1693: "Degrees of Mortality of Mankind" by Oxford mathematician Edmund Halley--careful study of annuities

1795?: Gauss: explication of the normal curve

1829: beginning of statistical analysis of census data by Quetelet in Belgium

1865: Mendel relates probability to genetics and hybridization

1877: Galton discovers law of regression and the correlation coefficient

1894: Karl Pearson applied probability to biology--created biometrics

1970s: John Tukey develops Exploratory Data Analysis

Types of Data

There are four different types of data, based on the sorts of qualitative or quantitative comparisons that can be made aming the data. The first two data types are typically called qualitative data and the last two are called quantitative data.

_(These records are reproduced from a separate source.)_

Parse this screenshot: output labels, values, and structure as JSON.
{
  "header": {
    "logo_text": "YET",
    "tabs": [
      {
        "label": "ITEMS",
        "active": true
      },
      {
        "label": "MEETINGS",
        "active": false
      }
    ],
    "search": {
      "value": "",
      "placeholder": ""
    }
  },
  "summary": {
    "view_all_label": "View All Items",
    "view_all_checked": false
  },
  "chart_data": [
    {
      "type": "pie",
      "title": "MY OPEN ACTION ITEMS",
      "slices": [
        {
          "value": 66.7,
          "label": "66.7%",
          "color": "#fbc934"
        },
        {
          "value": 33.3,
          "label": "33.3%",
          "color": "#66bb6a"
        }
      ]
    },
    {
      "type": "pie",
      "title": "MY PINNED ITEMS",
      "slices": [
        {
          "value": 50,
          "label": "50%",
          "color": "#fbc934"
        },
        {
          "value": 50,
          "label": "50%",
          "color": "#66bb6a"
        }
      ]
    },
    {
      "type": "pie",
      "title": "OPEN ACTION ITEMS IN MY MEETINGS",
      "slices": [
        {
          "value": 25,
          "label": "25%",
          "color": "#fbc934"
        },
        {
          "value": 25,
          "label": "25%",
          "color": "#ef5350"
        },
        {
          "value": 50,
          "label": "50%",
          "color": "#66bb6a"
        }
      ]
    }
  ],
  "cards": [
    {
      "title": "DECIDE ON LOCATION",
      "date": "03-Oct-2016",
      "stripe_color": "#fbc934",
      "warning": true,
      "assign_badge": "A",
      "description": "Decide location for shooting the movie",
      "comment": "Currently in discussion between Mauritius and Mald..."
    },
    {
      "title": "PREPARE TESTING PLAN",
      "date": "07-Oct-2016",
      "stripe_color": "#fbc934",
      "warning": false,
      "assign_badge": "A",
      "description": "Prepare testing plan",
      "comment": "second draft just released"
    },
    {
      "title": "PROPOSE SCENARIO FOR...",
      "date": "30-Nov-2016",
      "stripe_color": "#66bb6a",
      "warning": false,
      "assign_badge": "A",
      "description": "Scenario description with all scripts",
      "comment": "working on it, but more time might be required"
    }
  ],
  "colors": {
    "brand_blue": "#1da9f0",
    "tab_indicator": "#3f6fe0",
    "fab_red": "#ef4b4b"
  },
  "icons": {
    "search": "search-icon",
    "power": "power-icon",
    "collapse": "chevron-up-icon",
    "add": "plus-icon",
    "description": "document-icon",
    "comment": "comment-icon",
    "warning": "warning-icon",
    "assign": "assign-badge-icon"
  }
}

 Types of Data Nominal data can be classified into categories. The data are typically labels rather than numbers. Examples include hair color (brown, black, blonde) and make of car (Ford, Honda, Dodge). Ordinal data can be rank ordered and may be labels or numbers. Examples include hair length (bald, short, long) and size of car (compact, mid size, full size). Interval data can be compared based on differences between the values. These values are always numbers, but the scale value zero (0) does not take on significant meaning. Examples include air temperature and oil temperature. Ratio data can be compared according to multiples of values. These data are always numbers, and the scale value zero (0) is significant. Examples include hair length and fuel tank capacity.

Data Representations

A data set can be displayed in its entirity or it can be summarized using one or more summary elements. Such representations are primarily visual or primarily numerical. Early in the course, we focus on developing methods for creating data representations with respect to these four perspectives:

• Visual Displays: Visual data representations that preserve the values in a data set.
• Visual Summaries: Visual representations of data that provide summary information about the data set.
• Numerical Displays: Numerical data representations that preserve the values in a data set.
• Numerical Summaries: Numerical representations of data that provide summary information about the data set.

Several examples of visual displays and visual summaries are shown for the raisins data. You should soon be able to create such visual representations for 1- and 2-variable data sets. You should also know how to use your calculator to help do that. Several examples of numerical displays and numerical summaries also are shown for the raisins data. You will develop skills for calculating or determining such numerical representations for 1- and 2-variable data sets. You should also know how to use your calculator to help do this.